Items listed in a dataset
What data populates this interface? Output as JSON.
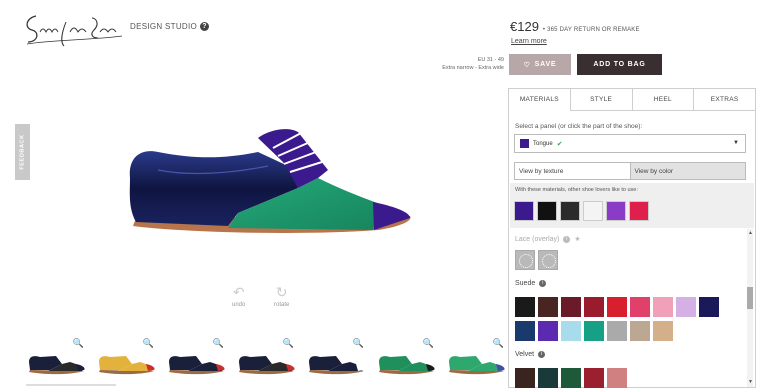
{
  "header": {
    "logo_text": "Shoes of Prey",
    "studio_label": "DESIGN STUDIO",
    "help_icon": "question-circle-icon"
  },
  "pricing": {
    "price": "€129",
    "return_policy": "• 365 DAY RETURN OR REMAKE",
    "learn_more": "Learn more"
  },
  "size": {
    "range": "EU 31 - 49",
    "widths": "Extra narrow - Extra wide"
  },
  "actions": {
    "save_label": "SAVE",
    "save_icon": "heart-icon",
    "add_to_bag_label": "ADD TO BAG"
  },
  "feedback": {
    "label": "FEEDBACK"
  },
  "tools": {
    "undo_label": "undo",
    "rotate_label": "rotate"
  },
  "thumbnails": [
    {
      "upper": "#1a1f3a",
      "toe": "#1a1f3a",
      "accent": "#2a2a2a"
    },
    {
      "upper": "#e3b23c",
      "toe": "#c9302c",
      "accent": "#e3b23c"
    },
    {
      "upper": "#1a1f3a",
      "toe": "#c9302c",
      "accent": "#1a1f3a"
    },
    {
      "upper": "#1a1f3a",
      "toe": "#c9302c",
      "accent": "#2a2a2a"
    },
    {
      "upper": "#1a1f3a",
      "toe": "#ffffff",
      "accent": "#1a1f3a"
    },
    {
      "upper": "#1f8f5c",
      "toe": "#1a1a1a",
      "accent": "#1f8f5c"
    },
    {
      "upper": "#2fa86e",
      "toe": "#4a4aa8",
      "accent": "#2fa86e"
    }
  ],
  "panel": {
    "tabs": [
      {
        "label": "MATERIALS",
        "active": true
      },
      {
        "label": "STYLE",
        "active": false
      },
      {
        "label": "HEEL",
        "active": false
      },
      {
        "label": "EXTRAS",
        "active": false
      }
    ],
    "select_prompt": "Select a panel (or click the part of the shoe):",
    "selected_panel": "Tongue",
    "selected_color": "#3a1a8c",
    "view_by_texture": "View by texture",
    "view_by_color": "View by color",
    "recommend_label": "With these materials, other shoe lovers like to use:",
    "recommended": [
      "#3a1a8c",
      "#111111",
      "#2b2b2b",
      "#f4f4f4",
      "#8a3cc7",
      "#e0204c"
    ],
    "sections": {
      "lace_overlay": "Lace (overlay)",
      "suede": "Suede",
      "velvet": "Velvet"
    },
    "suede_row1": [
      "#1a1a1a",
      "#4a2420",
      "#6b1a2a",
      "#9a1b2d",
      "#d81f2e",
      "#e0406a",
      "#f0a0b8",
      "#d4b0e4",
      "#1a1a5a"
    ],
    "suede_row2": [
      "#1a3a6e",
      "#5b2ab0",
      "#a8dcec",
      "#16a085",
      "#aaaaaa",
      "#bba792",
      "#d4b08a"
    ],
    "velvet_row": [
      "#3a2420",
      "#1a3a3a",
      "#1e5a3a",
      "#9a2030",
      "#d08080"
    ]
  }
}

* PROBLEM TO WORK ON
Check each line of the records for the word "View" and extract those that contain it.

* ANSWER TO THIS PROBLEM
    "view_by_texture": "View by texture",
    "view_by_color": "View by color",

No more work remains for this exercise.